            “Ok, let go.” He regrets everything.  His heart has opened again, three times its size, leaping up his throat.  Her bosom is pressing against his chest, which does not hurt her cause.  He breaks her bond, and puts his hands on both her shoulders.  He moves her slowly into the apartment, not harshly but gently guiding her to the couch.

            “Sit down.”

            Trish smiles up at him.  She definitely is glowing now.  He counts the months again in his head.  Four.  Technically, three and a half months.  Fourteen weeks.  The numbers are alive within him.  He looks to her belly and sees nothing unusual.  There is no telltale bump or even a loose shirt to cover any such revelation.  Trish is wearing a skintight tank top with spaghetti straps cutting into her shoulders.  He sighs to himself.

            “I missed you.” She says.

            He is smiling despite himself. 

            “Give me a second chance?” She asks.

            “Maybe.” Rodney says.  He has already decided but she doesn’t have to know that. 

            She tilts her head to the side and looks up at him.  She gives him another peck and smiles coyly. 

            “I’m going to be singing Saturday night at the Ritz Club downtown.  Will you come watch?”

            Without hesitating he answers, “Yes.”

            She stands up and walks slowly toward the door.  Her hips rock from side to side.  She looks back and says, “I hope to see you then.”

            Rodney sits on the couch stunned as she walks out.  How can she walk in and out on him?  His chest hurts, his breathe short, and tingling traveling up and down him.  He looks to the door as it closes and glances down.  On the floor, where his apron and bag were thrown, is now empty.  His wallet, tucked into the plastic bag, is gone with it.  He looks back up, his eyes wide open.


I am having trouble with the kindle set up and am currently waiting on a response from Amazon.
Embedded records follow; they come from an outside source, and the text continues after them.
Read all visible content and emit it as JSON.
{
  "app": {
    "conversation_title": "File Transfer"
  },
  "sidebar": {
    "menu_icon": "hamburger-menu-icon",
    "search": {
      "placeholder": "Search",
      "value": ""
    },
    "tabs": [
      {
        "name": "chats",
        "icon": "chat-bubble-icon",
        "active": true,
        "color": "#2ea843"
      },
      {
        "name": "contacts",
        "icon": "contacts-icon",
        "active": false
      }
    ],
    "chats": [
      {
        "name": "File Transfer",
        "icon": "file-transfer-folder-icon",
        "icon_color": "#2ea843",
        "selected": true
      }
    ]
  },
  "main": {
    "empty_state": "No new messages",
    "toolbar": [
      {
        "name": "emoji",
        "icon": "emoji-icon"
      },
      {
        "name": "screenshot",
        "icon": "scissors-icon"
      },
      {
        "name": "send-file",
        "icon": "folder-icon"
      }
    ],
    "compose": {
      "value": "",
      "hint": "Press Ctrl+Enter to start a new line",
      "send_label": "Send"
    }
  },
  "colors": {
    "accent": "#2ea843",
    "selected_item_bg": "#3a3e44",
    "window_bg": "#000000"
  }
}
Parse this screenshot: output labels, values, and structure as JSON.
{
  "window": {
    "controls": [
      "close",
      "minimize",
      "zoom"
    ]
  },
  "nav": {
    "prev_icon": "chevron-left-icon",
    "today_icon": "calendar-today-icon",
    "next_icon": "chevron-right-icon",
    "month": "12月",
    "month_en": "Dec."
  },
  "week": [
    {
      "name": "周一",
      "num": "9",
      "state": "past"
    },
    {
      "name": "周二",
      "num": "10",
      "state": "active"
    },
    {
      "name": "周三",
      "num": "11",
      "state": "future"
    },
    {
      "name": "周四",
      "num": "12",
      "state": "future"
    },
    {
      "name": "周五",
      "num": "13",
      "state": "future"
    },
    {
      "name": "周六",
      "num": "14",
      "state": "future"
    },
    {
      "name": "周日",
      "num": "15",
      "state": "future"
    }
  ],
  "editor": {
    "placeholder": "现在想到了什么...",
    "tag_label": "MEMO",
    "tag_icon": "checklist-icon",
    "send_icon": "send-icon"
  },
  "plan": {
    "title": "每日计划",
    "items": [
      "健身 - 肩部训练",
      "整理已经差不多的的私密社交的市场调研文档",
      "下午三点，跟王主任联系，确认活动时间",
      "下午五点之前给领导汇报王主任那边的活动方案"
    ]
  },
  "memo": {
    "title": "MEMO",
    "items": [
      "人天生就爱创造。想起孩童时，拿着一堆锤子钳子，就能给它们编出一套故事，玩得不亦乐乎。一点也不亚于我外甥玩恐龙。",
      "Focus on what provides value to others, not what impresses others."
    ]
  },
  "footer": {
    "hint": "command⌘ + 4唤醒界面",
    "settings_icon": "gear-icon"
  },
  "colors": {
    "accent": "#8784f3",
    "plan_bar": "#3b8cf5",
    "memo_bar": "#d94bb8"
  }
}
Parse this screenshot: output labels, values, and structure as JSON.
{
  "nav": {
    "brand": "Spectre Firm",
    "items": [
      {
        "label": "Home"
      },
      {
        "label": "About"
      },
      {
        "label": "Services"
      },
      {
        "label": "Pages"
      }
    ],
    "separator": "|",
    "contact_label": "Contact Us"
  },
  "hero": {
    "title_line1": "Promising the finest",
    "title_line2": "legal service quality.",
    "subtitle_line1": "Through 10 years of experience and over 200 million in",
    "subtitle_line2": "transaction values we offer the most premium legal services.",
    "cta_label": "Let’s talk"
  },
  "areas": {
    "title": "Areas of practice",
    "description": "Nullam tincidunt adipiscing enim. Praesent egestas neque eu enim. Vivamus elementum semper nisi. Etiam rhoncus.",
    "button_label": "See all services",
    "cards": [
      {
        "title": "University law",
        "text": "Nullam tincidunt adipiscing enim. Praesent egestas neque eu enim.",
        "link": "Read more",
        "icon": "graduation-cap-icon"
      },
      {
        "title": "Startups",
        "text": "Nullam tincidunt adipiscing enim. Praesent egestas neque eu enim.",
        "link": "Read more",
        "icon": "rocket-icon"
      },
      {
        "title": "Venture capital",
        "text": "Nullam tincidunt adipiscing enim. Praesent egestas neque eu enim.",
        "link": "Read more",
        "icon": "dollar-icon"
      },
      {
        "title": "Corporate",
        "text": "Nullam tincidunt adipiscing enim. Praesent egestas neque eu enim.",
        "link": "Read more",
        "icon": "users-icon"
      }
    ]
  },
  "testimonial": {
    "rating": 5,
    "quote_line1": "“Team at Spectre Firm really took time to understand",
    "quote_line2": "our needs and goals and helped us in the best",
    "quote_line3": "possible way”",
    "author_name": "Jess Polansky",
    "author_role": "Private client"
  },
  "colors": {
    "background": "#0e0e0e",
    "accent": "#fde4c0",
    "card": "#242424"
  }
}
I am so excited. I discovered that anyone can publish their blog to Kindle very easily. I probably shouldn’t advertise this fact now that I will have competition- but I’m too excited to care. I’m going through a rough patch now and any good news is great news for me. Deep down, I am an author at heart. I may not have a best-selling novel as I had planned since I was little, but my words are my soul. I can write a thousand times better than I speak.
Here I am, a blogger. Is a blogger a writer? Is a blogger an author? I don’t think that is for me to answer. I have won minor awards and even have been paid from contests, but does that make me an author. In a digital age, I believe the definition will ultimately change. According to Merriam-Webster online an author is one that originates or creates OR the writer of a literary work (as a book). Ok, I’m an author. A broke author. Thanks to my chef/husband I’m not starving.
I already subscribe to two blogs on my original kindle and am not sure if they will let me subscribe to my own free. I love regular old-fashioned paper books and my walk in closet is filled with books instead of clothing. What I love about the Kindle is that I can get things that I don’t want to wait for. With my piteous salary I cannot afford to spend $25 on a book. I can’t really afford $10. I use the library and farmer’s markets to keep me supplied. My mother gave me a gift card to Amazon.com for Christmas and I read all four twilight novels in under two weeks. I can read blogs, magazines, newspapers, and samples. Did I mention I love samples? What a fantastic idea? It’s like sitting in a book store flipping through the first chapter except I’m in the car, or on my lunch break and I get to read a few pages or even chapters for FREE. I love FREE.
In the meantime, I’m working on the novel my mother originally downloaded, Family Tree by Barbara Delinsky. I love that it incorporates knitting into it. I’m a few chapters in and I like it. It’s beginning to captivate me finally. I recommend to go beyond the sample for this book. The first few pages did not grab me but now I’m getting into it.
It’s time for bed. Happy writing, reading, knitting and imagining!